Over the past six years, the United States has expanded broadband access, bringing millions of people online and creating significant new economic, educational and social opportunities. Investments from the federal government have helped deploy or upgrade more than 110,000 miles of network infrastructure, and more than 45 million additional Americans have adopted broadband Internet. And as a country we’ve made high-speed wireless coverage available to 98 percent of Americans.

The council made four broad recommendations in the report:

  1. Modernize Federal programs to expand program support for broadband investments.
  2. Empower communities with tools and resources to attract broadband investment and promote meaningful use.
  3. Promote increased broadband deployment and competition through expanded access to Federal assets.
  4. Improve data collection, analysis and research on broadband.

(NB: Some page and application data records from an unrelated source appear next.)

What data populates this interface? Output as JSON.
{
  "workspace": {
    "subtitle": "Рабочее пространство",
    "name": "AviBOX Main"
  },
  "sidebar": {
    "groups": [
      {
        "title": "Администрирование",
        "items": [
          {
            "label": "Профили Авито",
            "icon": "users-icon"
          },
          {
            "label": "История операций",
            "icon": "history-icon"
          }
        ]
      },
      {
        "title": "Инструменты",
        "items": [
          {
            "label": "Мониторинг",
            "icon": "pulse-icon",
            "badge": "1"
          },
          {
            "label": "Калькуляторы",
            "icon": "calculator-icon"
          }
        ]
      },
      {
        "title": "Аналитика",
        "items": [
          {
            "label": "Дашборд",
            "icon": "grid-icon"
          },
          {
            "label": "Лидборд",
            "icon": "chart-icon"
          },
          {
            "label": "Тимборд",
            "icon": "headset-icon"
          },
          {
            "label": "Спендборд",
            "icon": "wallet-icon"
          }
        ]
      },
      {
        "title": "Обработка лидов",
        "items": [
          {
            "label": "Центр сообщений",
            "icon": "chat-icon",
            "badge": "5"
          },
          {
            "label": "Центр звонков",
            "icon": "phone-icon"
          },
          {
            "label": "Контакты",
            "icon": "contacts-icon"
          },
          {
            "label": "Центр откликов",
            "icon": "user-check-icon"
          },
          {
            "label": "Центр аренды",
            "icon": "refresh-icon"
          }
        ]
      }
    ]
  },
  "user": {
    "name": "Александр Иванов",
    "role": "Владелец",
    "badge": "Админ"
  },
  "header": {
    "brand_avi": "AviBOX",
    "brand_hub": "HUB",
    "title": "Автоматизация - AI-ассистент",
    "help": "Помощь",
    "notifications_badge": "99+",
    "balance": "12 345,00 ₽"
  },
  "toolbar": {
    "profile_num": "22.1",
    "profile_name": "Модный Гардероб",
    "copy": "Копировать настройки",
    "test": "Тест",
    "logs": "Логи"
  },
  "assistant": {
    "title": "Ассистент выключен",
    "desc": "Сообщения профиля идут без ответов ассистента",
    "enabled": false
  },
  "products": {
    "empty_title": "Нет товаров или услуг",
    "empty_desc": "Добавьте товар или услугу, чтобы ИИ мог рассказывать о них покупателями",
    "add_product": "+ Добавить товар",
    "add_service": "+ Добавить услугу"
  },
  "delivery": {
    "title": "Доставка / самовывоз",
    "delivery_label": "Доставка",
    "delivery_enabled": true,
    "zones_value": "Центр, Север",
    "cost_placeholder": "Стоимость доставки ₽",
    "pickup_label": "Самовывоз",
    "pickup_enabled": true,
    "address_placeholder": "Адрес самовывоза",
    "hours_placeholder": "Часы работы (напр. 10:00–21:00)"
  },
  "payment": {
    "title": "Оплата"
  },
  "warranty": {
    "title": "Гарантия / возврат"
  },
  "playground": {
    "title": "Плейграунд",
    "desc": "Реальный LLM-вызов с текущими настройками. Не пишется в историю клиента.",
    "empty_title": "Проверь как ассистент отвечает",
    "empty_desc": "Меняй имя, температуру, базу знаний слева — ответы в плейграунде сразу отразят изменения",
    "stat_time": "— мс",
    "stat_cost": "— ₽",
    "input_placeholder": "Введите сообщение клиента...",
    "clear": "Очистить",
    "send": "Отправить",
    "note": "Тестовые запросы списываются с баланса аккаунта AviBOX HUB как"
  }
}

Laura Spining also will moderate a Quilt Member Panel Discussion on Regional Networks and Community Broadband – What is the Next Frontier? This panel will focus on the regional networks’ roles in working with communities and municipalities to increase the availability of broadband; strategies for convening and connecting community area networks; and the role of regional networking organizations in local and state economic development efforts.

The panel includes Jean Davis of MCNC, John Gillispie of MOREnet, Scott Taylor of CEN and Jack Smith of WVNET.

Thanks again to LEARN for hosting this year’s meeting.

You can follow the conversation throughout the meeting using #FMM15 or @TweettheQuilt.

We look forward to seeing you Austin!

Obama forms new Broadband Opportunity Council

President Obama on Monday signed a Presidential Memorandum formally creating a Broadband Opportunity Council, to be co-chaired by representatives from the U.S. Department of Commerce and U.S. Department of Agriculture (USDA).

The Broadband Opportunity Council includes 25 federal agencies and departments that will engage with industry and other stakeholders to understand ways the government can better support the needs of communities seeking broadband investment. It also will help identify regulatory barriers impeding broadband deployment or competition, and take steps to remove such barriers.

Secretary Vilsack will represent the USDA. Assistant Secretary for Communications and Information and NTIA Administrator Lawrence Strickling has been appointed by Commerce Secretary Penny Pritzker to serve as Commerce’s representative on the council.

The NTIA has been a major force in helping to bring broadband to areas of the country where service was either limited or non-existent through the Broadband Technology Opportunities Program, funded initially by the 2009 American Recovery and Reinvestment Act and now through the new BroadandUSA initiative.

“At NTIA, we have seen firsthand how essential broadband is to schools, public safety, health care, businesses and most other sectors of society,” said Strickling. “The interagency effort the council is undertaking will help marshal the resources of multiple federal agencies to promote opportunities to advance broadband deployment and adoption across the country.”

The council will report back to the president within 150 days with the steps each agency will take to advance these aforementioned goals, including specific regulatory actions or budget proposals.

Resource: White House Fact Sheet (Next Steps in Delivering Fast, Affordable Broadband)

In January, the president traveled to Cedar Falls, Iowa to announce his plan to promote “Broadband that Works,” a public-private effort to help more Americans, in more communities around the country, get access to fast and affordable broadband. Making good on the vision outlined in his State of the Union Address means promoting investment and rewarding competition while trying to reaching the national goal of providing 98 percent of Americans with access to high-Speed, mobile Broadband.

To carry forward the momentum, help communities leaders learn from one another, and report out the progress of recent broadband initiatives, the White House will in June host the Community Broadband Summit. Details will follow soon at WhiteHouse.gov.